Optimal Nutrition for Diving 

A healthy diet is an asset for safe scuba diving as well as a beneficial lifestyle. We should harness the nutrients from a balance of carbohydrates, fats, and proteins. © DARIA KULKOVA/ISTOCK

Scuba diving demands not only physical fitness but also proper nutritional preparation. Like with any activity, we expend energy while diving; surprisingly, the energy required for routine recreational diving is somewhat moderate. Under unusually strenuous recreational conditions, however, it’s possible to burn more than 500 calories. 

There is no need to eat more in preparation for diving. Following a regular diet of foods that provide nutritional value is sufficient.

Our bodies harness the nutrients we ingest for energy, with carbohydrates, fats, and proteins being the three primary sources. Carbohydrates, often referred to as sugars, are vital for endurance and are the preferred energy source for athletes and divers.

Carbohydrates come in two categories: simple and complex. Simple sugars (such as glucose and sucrose) are found in honey, fruit juices, and junk food. The digestive system rapidly absorbs these sugars, leading to a spike in blood sugar levels and subsequently triggering insulin release. Excessive consumption of simple sugars can result in sudden drops in blood sugar levels, appetite stimulation, and unhealthy weight.

In contrast, complex carbohydrates — found in foods such as peas, beans, whole grains, and vegetables — release sugars into the bloodstream more gradually, preventing sudden spikes and crashes in blood glucose levels.

Carbohydrates serve various functions, including providing fuel in the form of glucose for muscles, the brain, and other organs. Additionally, the liver and muscles store the carbohydrate glycogen for energy during intense exercise. Each gram of carbohydrate provides 4 calories.

Fats, another essential dietary component, are the body’s primary energy storage and play crucial roles in thermal insulation, organ protection, and cell structure. We generally categorize them as “good” (unsaturated) and “bad” (saturated and trans) fats. Each gram of fat supplies 9 calories.

Proteins are indispensable for tissue formation, energy production, injury repair, and nutrient transportation throughout the body. Proteins consist of nine essential amino acids we must obtain through diet because the body does not produce them. Every gram of protein provides 4 calories.

Water is the human body’s most abundant component, constituting between 50 and 70 percent of total body weight. It plays pivotal roles in digestion, waste excretion, blood circulation, and temperature regulation. 

Woman hydrating before diving
Hydration can reduce the risk of decompression sickness and may also minimize cramps and fatigue. © STEPHEN FRINK

Proper hydration before and after diving is important for preventing dehydration’s adverse effects on physical performance and eliminating dissolved inert gases from body tissues. Dehydration can lead to decreased blood fluid volume, further underscoring the importance of staying adequately hydrated. It is advisable to gradually consume fluids during the day, and you may need more than usual if you are exercising or the weather is hot and humid. Proper hydration may also prevent muscle cramps and fatigue and reduce the risk of decompression sickness. The food you eat also provides a large percentage of your daily fluid requirements. Remember that overhydration can be a factor in the development of pulmonary edema.
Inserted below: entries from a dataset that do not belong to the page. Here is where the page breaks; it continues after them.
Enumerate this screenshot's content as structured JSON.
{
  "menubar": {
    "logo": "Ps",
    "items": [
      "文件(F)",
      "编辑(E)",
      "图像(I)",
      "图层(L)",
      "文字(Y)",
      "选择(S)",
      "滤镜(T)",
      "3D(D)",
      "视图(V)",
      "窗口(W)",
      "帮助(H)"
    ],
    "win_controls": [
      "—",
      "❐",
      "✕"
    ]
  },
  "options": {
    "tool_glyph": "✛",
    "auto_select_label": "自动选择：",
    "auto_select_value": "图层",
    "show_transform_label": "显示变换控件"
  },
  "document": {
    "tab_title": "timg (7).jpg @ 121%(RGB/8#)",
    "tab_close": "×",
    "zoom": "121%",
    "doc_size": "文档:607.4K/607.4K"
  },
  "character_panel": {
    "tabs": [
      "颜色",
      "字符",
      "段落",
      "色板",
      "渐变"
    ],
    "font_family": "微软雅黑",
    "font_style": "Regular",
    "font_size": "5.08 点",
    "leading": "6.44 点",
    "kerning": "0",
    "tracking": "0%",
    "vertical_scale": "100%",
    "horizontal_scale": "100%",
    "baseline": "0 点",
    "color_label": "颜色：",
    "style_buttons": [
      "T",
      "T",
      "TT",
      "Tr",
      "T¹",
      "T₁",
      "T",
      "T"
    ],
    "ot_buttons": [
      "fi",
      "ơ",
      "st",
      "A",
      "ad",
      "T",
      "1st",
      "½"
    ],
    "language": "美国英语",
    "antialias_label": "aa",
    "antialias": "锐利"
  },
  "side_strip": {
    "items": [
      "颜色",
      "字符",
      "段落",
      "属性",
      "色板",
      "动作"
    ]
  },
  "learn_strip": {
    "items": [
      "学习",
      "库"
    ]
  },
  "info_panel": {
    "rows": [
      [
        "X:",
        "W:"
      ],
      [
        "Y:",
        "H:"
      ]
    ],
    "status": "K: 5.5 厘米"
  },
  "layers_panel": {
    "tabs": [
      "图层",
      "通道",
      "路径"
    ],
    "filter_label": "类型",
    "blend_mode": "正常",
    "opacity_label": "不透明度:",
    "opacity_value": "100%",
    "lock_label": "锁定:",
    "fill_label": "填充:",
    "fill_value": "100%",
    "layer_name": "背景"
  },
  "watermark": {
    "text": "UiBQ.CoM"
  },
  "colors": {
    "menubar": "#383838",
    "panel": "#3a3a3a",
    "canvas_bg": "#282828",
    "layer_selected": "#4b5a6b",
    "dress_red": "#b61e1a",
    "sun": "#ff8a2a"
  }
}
It is best to avoid overeating, especially when diving. On the day of the dive, consider including foods rich in complex carbohydrates to maintain steady energy levels. Many people avoid heavy, fatty meals before diving to mitigate gastrointestinal discomfort. Refrain from any alcohol consumption since it affects cognitive abilities and can contribute to dehydration.

You might have an increased hunger sensation after a dive, possibly due to the need for water, but avoid overeating to satisfy that feeling. Good food choices include rice, pasta, potatoes, and fruits. Avoiding evening alcohol consumption, which can exacerbate dehydration by inhibiting the antidiuretic hormone, is especially helpful if you plan to dive the next day. 

Following these recommendations will optimize your nutrition and help ensure a safe and enjoyable dive experience.

© Alert Diver — Q1 2024